Robert Stenger

| Letters

August 17, 2010

Dear Internal Revenue Service,

I am writing in response to a tax return overdue notice sent to me on May 24, 2010, regarding my “US Individual Income Tax Return” for the tax period of “12-31-2008.”

It is my intention to decline to submit a tax return for the aforementioned tax period, or for any tax period henceforth, until such time as the Religious Freedom Peace Tax Fund Bill, denoted in the House of Representatives as H.R. 2085, is passed in the U.S. Congress, enabling taxpaying citizens to uphold their religious and ethical objections to financing war and senseless murder abroad by the U.S. military. My elected officials have also been notified of these intentions accordingly.

Moreover, it is my international legal obligation, under the Nuremberg Principles agreed to by the United Nations, to refuse to assist the U.S. government in committing crimes against peace, war crimes, and/or crimes against humanity. The current conflicts in Iraq and Afghanistan, the treatment of prisoners detained in the “War on Terror”, as well as the role of the U.S. military and military aid abroad in general, have engendered such crimes and the blood is on the hands of those who paid for the weapons. For me to support the continuance financially of this bloodshed would render me complicit their execution.

Although I support the democratic process, I have seen that the requests of citizens for peace and the re-direction of tax monies for humanitarian efforts at home and abroad have had little effect on the politicians in power. My only recourse is to withdraw my tacit support of their policies by refusing to fund their decisions. I have and will continue to instead re-direct my money towards more just and worthy causes—humanitarian and environmental efforts which are currently unsupported by our government in favor of building more missiles and fighter planes. Or else to hold my tax money in escrow until such time as it can be put towards a more sane use than occupying nations and subjugating foreign populaces at a time when our own population is in dire economic straights.

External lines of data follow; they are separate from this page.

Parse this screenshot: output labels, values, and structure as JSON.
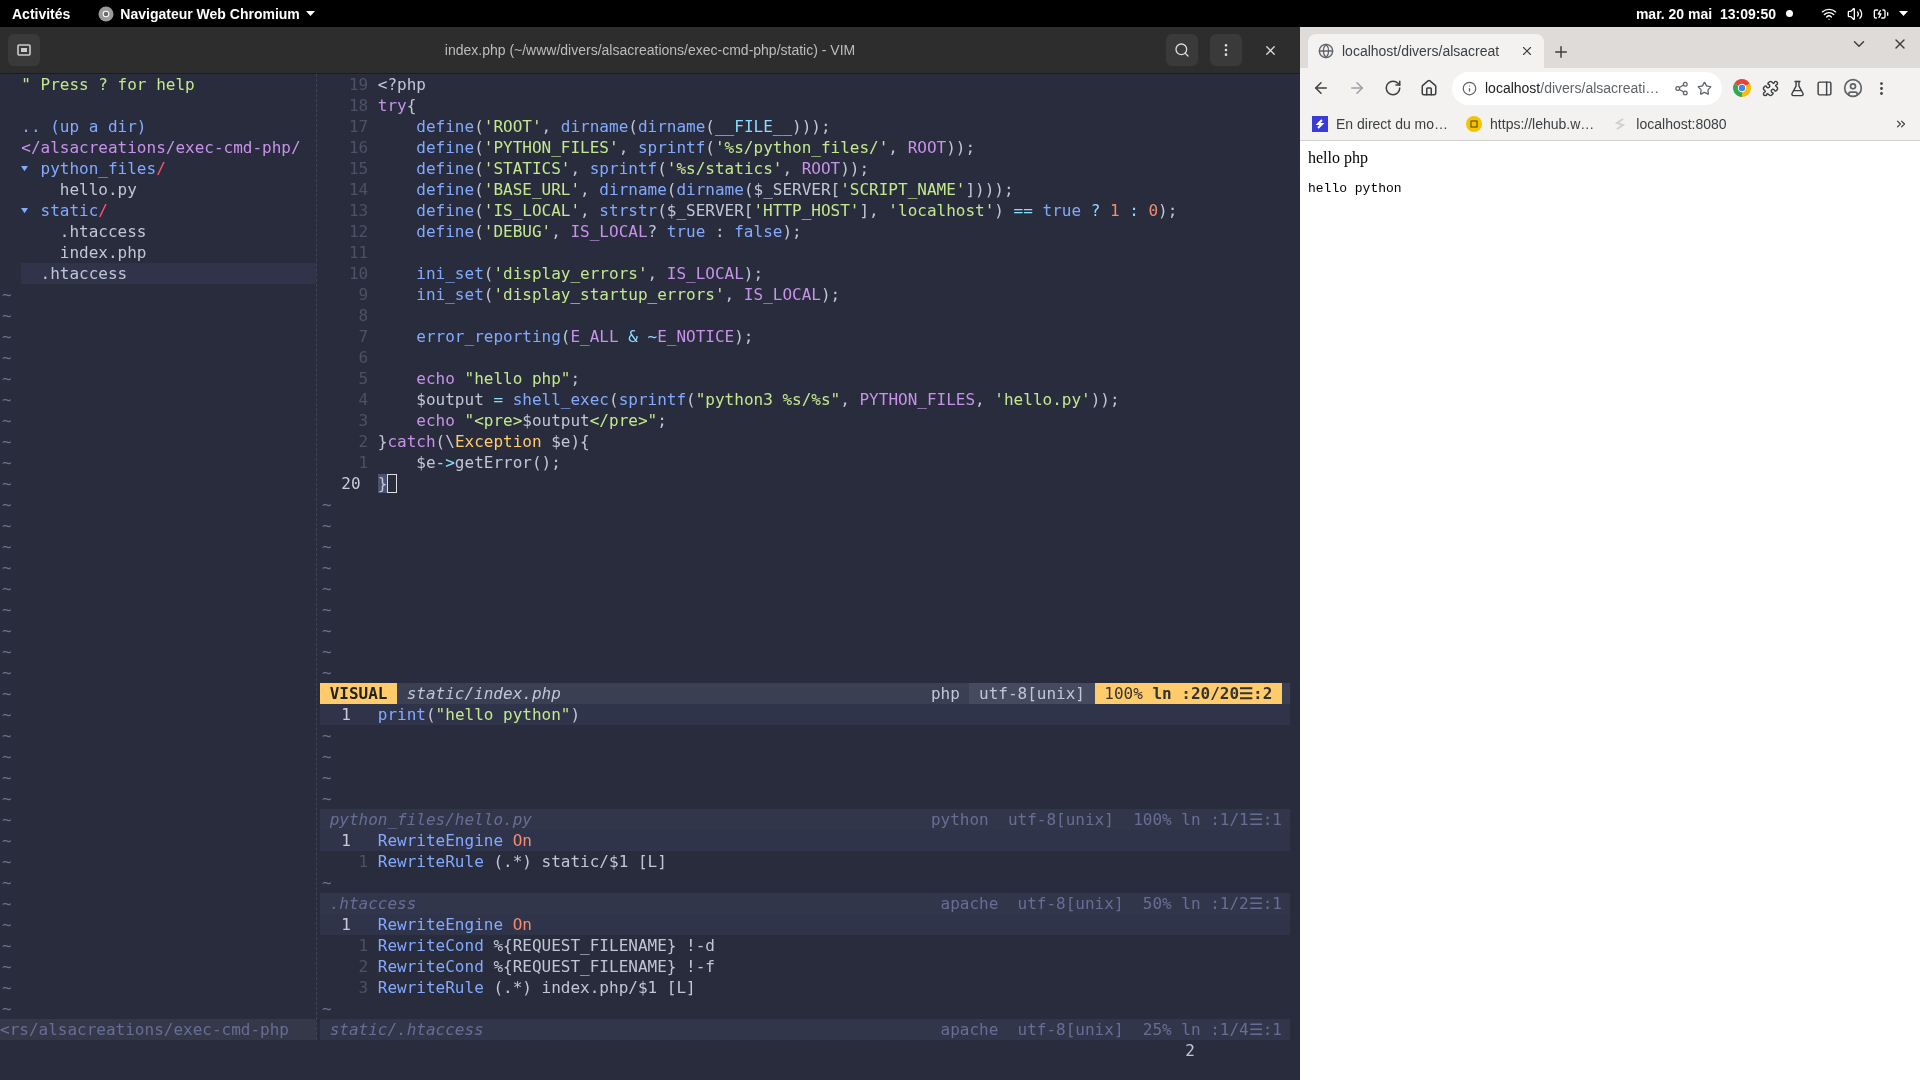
{
  "top_bar": {
    "activities": "Activités",
    "app_menu": "Navigateur Web Chromium",
    "clock": "mar. 20 mai  13:09:50",
    "notification_dot": true
  },
  "vim_window": {
    "title": "index.php (~/www/divers/alsacreations/exec-cmd-php/static) - VIM"
  },
  "file_tree": {
    "help": "\" Press ? for help",
    "items": [
      {
        "kind": "updir",
        "text": ".. (up a dir)",
        "selected": false
      },
      {
        "kind": "root",
        "text": "</alsacreations/exec-cmd-php/",
        "selected": false
      },
      {
        "kind": "dir",
        "name": "python_files",
        "slash": "/",
        "expanded": true,
        "selected": false,
        "children": [
          {
            "kind": "file",
            "name": "hello.py",
            "selected": false
          }
        ]
      },
      {
        "kind": "dir",
        "name": "static",
        "slash": "/",
        "expanded": true,
        "selected": false,
        "children": [
          {
            "kind": "file",
            "name": ".htaccess",
            "selected": false
          },
          {
            "kind": "file",
            "name": "index.php",
            "selected": false
          }
        ]
      },
      {
        "kind": "file",
        "name": ".htaccess",
        "selected": true
      }
    ],
    "filler": [
      "~",
      "~",
      "~",
      "~",
      "~",
      "~",
      "~",
      "~",
      "~",
      "~",
      "~",
      "~",
      "~",
      "~",
      "~",
      "~",
      "~",
      "~",
      "~",
      "~",
      "~",
      "~",
      "~",
      "~",
      "~",
      "~",
      "~",
      "~",
      "~",
      "~",
      "~",
      "~",
      "~",
      "~",
      "~"
    ],
    "statusline": "<rs/alsacreations/exec-cmd-php"
  },
  "windows": [
    {
      "lines": [
        {
          "n": "19",
          "indented": false,
          "current": false,
          "cursorline": false,
          "cursor": false,
          "tokens": [
            {
              "kind": "p",
              "text": "<?php"
            }
          ]
        },
        {
          "n": "18",
          "indented": false,
          "current": false,
          "cursorline": false,
          "cursor": false,
          "tokens": [
            {
              "kind": "kw",
              "text": "try"
            },
            {
              "kind": "p",
              "text": "{"
            }
          ]
        },
        {
          "n": "17",
          "indented": true,
          "current": false,
          "cursorline": false,
          "cursor": false,
          "tokens": [
            {
              "kind": "fn",
              "text": "define"
            },
            {
              "kind": "p",
              "text": "("
            },
            {
              "kind": "str",
              "text": "'ROOT'"
            },
            {
              "kind": "p",
              "text": ", "
            },
            {
              "kind": "fn",
              "text": "dirname"
            },
            {
              "kind": "p",
              "text": "("
            },
            {
              "kind": "fn",
              "text": "dirname"
            },
            {
              "kind": "p",
              "text": "("
            },
            {
              "kind": "mg",
              "text": "__FILE__"
            },
            {
              "kind": "p",
              "text": ")));"
            }
          ]
        },
        {
          "n": "16",
          "indented": true,
          "current": false,
          "cursorline": false,
          "cursor": false,
          "tokens": [
            {
              "kind": "fn",
              "text": "define"
            },
            {
              "kind": "p",
              "text": "("
            },
            {
              "kind": "str",
              "text": "'PYTHON_FILES'"
            },
            {
              "kind": "p",
              "text": ", "
            },
            {
              "kind": "fn",
              "text": "sprintf"
            },
            {
              "kind": "p",
              "text": "("
            },
            {
              "kind": "str",
              "text": "'%s/python_files/'"
            },
            {
              "kind": "p",
              "text": ", "
            },
            {
              "kind": "cst",
              "text": "ROOT"
            },
            {
              "kind": "p",
              "text": "));"
            }
          ]
        },
        {
          "n": "15",
          "indented": true,
          "current": false,
          "cursorline": false,
          "cursor": false,
          "tokens": [
            {
              "kind": "fn",
              "text": "define"
            },
            {
              "kind": "p",
              "text": "("
            },
            {
              "kind": "str",
              "text": "'STATICS'"
            },
            {
              "kind": "p",
              "text": ", "
            },
            {
              "kind": "fn",
              "text": "sprintf"
            },
            {
              "kind": "p",
              "text": "("
            },
            {
              "kind": "str",
              "text": "'%s/statics'"
            },
            {
              "kind": "p",
              "text": ", "
            },
            {
              "kind": "cst",
              "text": "ROOT"
            },
            {
              "kind": "p",
              "text": "));"
            }
          ]
        },
        {
          "n": "14",
          "indented": true,
          "current": false,
          "cursorline": false,
          "cursor": false,
          "tokens": [
            {
              "kind": "fn",
              "text": "define"
            },
            {
              "kind": "p",
              "text": "("
            },
            {
              "kind": "str",
              "text": "'BASE_URL'"
            },
            {
              "kind": "p",
              "text": ", "
            },
            {
              "kind": "fn",
              "text": "dirname"
            },
            {
              "kind": "p",
              "text": "("
            },
            {
              "kind": "fn",
              "text": "dirname"
            },
            {
              "kind": "p",
              "text": "($_SERVER["
            },
            {
              "kind": "str",
              "text": "'SCRIPT_NAME'"
            },
            {
              "kind": "p",
              "text": "])));"
            }
          ]
        },
        {
          "n": "13",
          "indented": true,
          "current": false,
          "cursorline": false,
          "cursor": false,
          "tokens": [
            {
              "kind": "fn",
              "text": "define"
            },
            {
              "kind": "p",
              "text": "("
            },
            {
              "kind": "str",
              "text": "'IS_LOCAL'"
            },
            {
              "kind": "p",
              "text": ", "
            },
            {
              "kind": "fn",
              "text": "strstr"
            },
            {
              "kind": "p",
              "text": "($_SERVER["
            },
            {
              "kind": "str",
              "text": "'HTTP_HOST'"
            },
            {
              "kind": "p",
              "text": "], "
            },
            {
              "kind": "str",
              "text": "'localhost'"
            },
            {
              "kind": "p",
              "text": ") "
            },
            {
              "kind": "op",
              "text": "=="
            },
            {
              "kind": "bool",
              "text": " true"
            },
            {
              "kind": "op",
              "text": " ?"
            },
            {
              "kind": "num",
              "text": " 1"
            },
            {
              "kind": "op",
              "text": " :"
            },
            {
              "kind": "num",
              "text": " 0"
            },
            {
              "kind": "p",
              "text": ");"
            }
          ]
        },
        {
          "n": "12",
          "indented": true,
          "current": false,
          "cursorline": false,
          "cursor": false,
          "tokens": [
            {
              "kind": "fn",
              "text": "define"
            },
            {
              "kind": "p",
              "text": "("
            },
            {
              "kind": "str",
              "text": "'DEBUG'"
            },
            {
              "kind": "p",
              "text": ", "
            },
            {
              "kind": "cst",
              "text": "IS_LOCAL"
            },
            {
              "kind": "p",
              "text": "? "
            },
            {
              "kind": "bool",
              "text": "true"
            },
            {
              "kind": "p",
              "text": " : "
            },
            {
              "kind": "bool",
              "text": "false"
            },
            {
              "kind": "p",
              "text": ");"
            }
          ]
        },
        {
          "n": "11",
          "current": false,
          "cursorline": false,
          "cursor": false
        },
        {
          "n": "10",
          "indented": true,
          "current": false,
          "cursorline": false,
          "cursor": false,
          "tokens": [
            {
              "kind": "fn",
              "text": "ini_set"
            },
            {
              "kind": "p",
              "text": "("
            },
            {
              "kind": "str",
              "text": "'display_errors'"
            },
            {
              "kind": "p",
              "text": ", "
            },
            {
              "kind": "cst",
              "text": "IS_LOCAL"
            },
            {
              "kind": "p",
              "text": ");"
            }
          ]
        },
        {
          "n": "9",
          "indented": true,
          "current": false,
          "cursorline": false,
          "cursor": false,
          "tokens": [
            {
              "kind": "fn",
              "text": "ini_set"
            },
            {
              "kind": "p",
              "text": "("
            },
            {
              "kind": "str",
              "text": "'display_startup_errors'"
            },
            {
              "kind": "p",
              "text": ", "
            },
            {
              "kind": "cst",
              "text": "IS_LOCAL"
            },
            {
              "kind": "p",
              "text": ");"
            }
          ]
        },
        {
          "n": "8",
          "current": false,
          "cursorline": false,
          "cursor": false
        },
        {
          "n": "7",
          "indented": true,
          "current": false,
          "cursorline": false,
          "cursor": false,
          "tokens": [
            {
              "kind": "fn",
              "text": "error_reporting"
            },
            {
              "kind": "p",
              "text": "("
            },
            {
              "kind": "cst",
              "text": "E_ALL"
            },
            {
              "kind": "op",
              "text": " & ~"
            },
            {
              "kind": "cst",
              "text": "E_NOTICE"
            },
            {
              "kind": "p",
              "text": ");"
            }
          ]
        },
        {
          "n": "6",
          "current": false,
          "cursorline": false,
          "cursor": false
        },
        {
          "n": "5",
          "indented": true,
          "current": false,
          "cursorline": false,
          "cursor": false,
          "tokens": [
            {
              "kind": "kw",
              "text": "echo"
            },
            {
              "kind": "str",
              "text": " \"hello php\""
            },
            {
              "kind": "p",
              "text": ";"
            }
          ]
        },
        {
          "n": "4",
          "indented": true,
          "current": false,
          "cursorline": false,
          "cursor": false,
          "tokens": [
            {
              "kind": "p",
              "text": "$output "
            },
            {
              "kind": "op",
              "text": "="
            },
            {
              "kind": "fn",
              "text": " shell_exec"
            },
            {
              "kind": "p",
              "text": "("
            },
            {
              "kind": "fn",
              "text": "sprintf"
            },
            {
              "kind": "p",
              "text": "("
            },
            {
              "kind": "str",
              "text": "\"python3 %s/%s\""
            },
            {
              "kind": "p",
              "text": ", "
            },
            {
              "kind": "cst",
              "text": "PYTHON_FILES"
            },
            {
              "kind": "p",
              "text": ", "
            },
            {
              "kind": "str",
              "text": "'hello.py'"
            },
            {
              "kind": "p",
              "text": "));"
            }
          ]
        },
        {
          "n": "3",
          "indented": true,
          "current": false,
          "cursorline": false,
          "cursor": false,
          "tokens": [
            {
              "kind": "kw",
              "text": "echo"
            },
            {
              "kind": "str",
              "text": " \"<pre>"
            },
            {
              "kind": "p",
              "text": "$output"
            },
            {
              "kind": "str",
              "text": "</pre>\""
            },
            {
              "kind": "p",
              "text": ";"
            }
          ]
        },
        {
          "n": "2",
          "indented": false,
          "current": false,
          "cursorline": false,
          "cursor": false,
          "tokens": [
            {
              "kind": "p",
              "text": "}"
            },
            {
              "kind": "kw",
              "text": "catch"
            },
            {
              "kind": "p",
              "text": "(\\"
            },
            {
              "kind": "cls",
              "text": "Exception"
            },
            {
              "kind": "p",
              "text": " $e){"
            }
          ]
        },
        {
          "n": "1",
          "indented": true,
          "current": false,
          "cursorline": false,
          "cursor": false,
          "tokens": [
            {
              "kind": "p",
              "text": "$e"
            },
            {
              "kind": "op",
              "text": "->"
            },
            {
              "kind": "p",
              "text": "getError();"
            }
          ]
        },
        {
          "n": "20",
          "indented": false,
          "current": true,
          "cursorline": false,
          "cursor": true,
          "tokens": [
            {
              "kind": "sel",
              "text": "}"
            }
          ]
        }
      ],
      "filler": [
        "~",
        "~",
        "~",
        "~",
        "~",
        "~",
        "~",
        "~",
        "~"
      ],
      "statusline": {
        "active": true,
        "mode": "VISUAL",
        "file": "static/index.php",
        "filetype": "php",
        "encoding": "utf-8[unix]",
        "percent": "100%",
        "position": "ln :20/20☰:2"
      }
    },
    {
      "lines": [
        {
          "n": "1",
          "indented": false,
          "current": true,
          "cursorline": true,
          "cursor": false,
          "tokens": [
            {
              "kind": "fn",
              "text": "print"
            },
            {
              "kind": "p",
              "text": "("
            },
            {
              "kind": "str",
              "text": "\"hello python\""
            },
            {
              "kind": "p",
              "text": ")"
            }
          ]
        }
      ],
      "filler": [
        "~",
        "~",
        "~",
        "~"
      ],
      "statusline": {
        "active": false,
        "file": "python_files/hello.py",
        "filetype": "python",
        "encoding": "utf-8[unix]",
        "percent": "100%",
        "position": "ln :1/1☰:1"
      }
    },
    {
      "lines": [
        {
          "n": "1",
          "indented": false,
          "current": true,
          "cursorline": true,
          "cursor": false,
          "tokens": [
            {
              "kind": "fn",
              "text": "RewriteEngine"
            },
            {
              "kind": "num",
              "text": " On"
            }
          ]
        },
        {
          "n": "1",
          "indented": false,
          "current": false,
          "cursorline": false,
          "cursor": false,
          "tokens": [
            {
              "kind": "fn",
              "text": "RewriteRule"
            },
            {
              "kind": "p",
              "text": " (.*) static/$1 [L]"
            }
          ]
        }
      ],
      "filler": [
        "~"
      ],
      "statusline": {
        "active": false,
        "file": ".htaccess",
        "filetype": "apache",
        "encoding": "utf-8[unix]",
        "percent": "50%",
        "position": "ln :1/2☰:1"
      }
    },
    {
      "lines": [
        {
          "n": "1",
          "indented": false,
          "current": true,
          "cursorline": true,
          "cursor": false,
          "tokens": [
            {
              "kind": "fn",
              "text": "RewriteEngine"
            },
            {
              "kind": "num",
              "text": " On"
            }
          ]
        },
        {
          "n": "1",
          "indented": false,
          "current": false,
          "cursorline": false,
          "cursor": false,
          "tokens": [
            {
              "kind": "fn",
              "text": "RewriteCond"
            },
            {
              "kind": "p",
              "text": " %{REQUEST_FILENAME} !-d"
            }
          ]
        },
        {
          "n": "2",
          "indented": false,
          "current": false,
          "cursorline": false,
          "cursor": false,
          "tokens": [
            {
              "kind": "fn",
              "text": "RewriteCond"
            },
            {
              "kind": "p",
              "text": " %{REQUEST_FILENAME} !-f"
            }
          ]
        },
        {
          "n": "3",
          "indented": false,
          "current": false,
          "cursorline": false,
          "cursor": false,
          "tokens": [
            {
              "kind": "fn",
              "text": "RewriteRule"
            },
            {
              "kind": "p",
              "text": " (.*) index.php/$1 [L]"
            }
          ]
        }
      ],
      "filler": [
        "~"
      ],
      "statusline": {
        "active": false,
        "file": "static/.htaccess",
        "filetype": "apache",
        "encoding": "utf-8[unix]",
        "percent": "25%",
        "position": "ln :1/4☰:1"
      }
    }
  ],
  "command_line": {
    "showcmd": "2"
  },
  "browser": {
    "tabs": [
      {
        "title": "localhost/divers/alsacreat",
        "selected": true
      }
    ],
    "nav_buttons": [
      {
        "kind": "back",
        "disabled": false
      },
      {
        "kind": "forward",
        "disabled": true
      },
      {
        "kind": "reload",
        "disabled": false
      },
      {
        "kind": "home",
        "disabled": false
      }
    ],
    "address": {
      "host": "localhost",
      "path": "/divers/alsacreati…"
    },
    "bookmarks": [
      {
        "kind": "square",
        "label": "En direct du mo…"
      },
      {
        "kind": "coin",
        "label": "https://lehub.w…"
      },
      {
        "kind": "outline",
        "label": "localhost:8080"
      }
    ],
    "page": {
      "text": "hello php",
      "pre": "hello python"
    }
  }
}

Please note that I am wholeheartedly willing to reap the consequences of this moral decision, in the rich tradition of other war tax resisters before me. Although I may be punished domestically for upholding ethical action, I cannot willingly assist the IRS in collecting more funds for the
U.S. war machine.

Robert L. Stenger III
St. George, Maine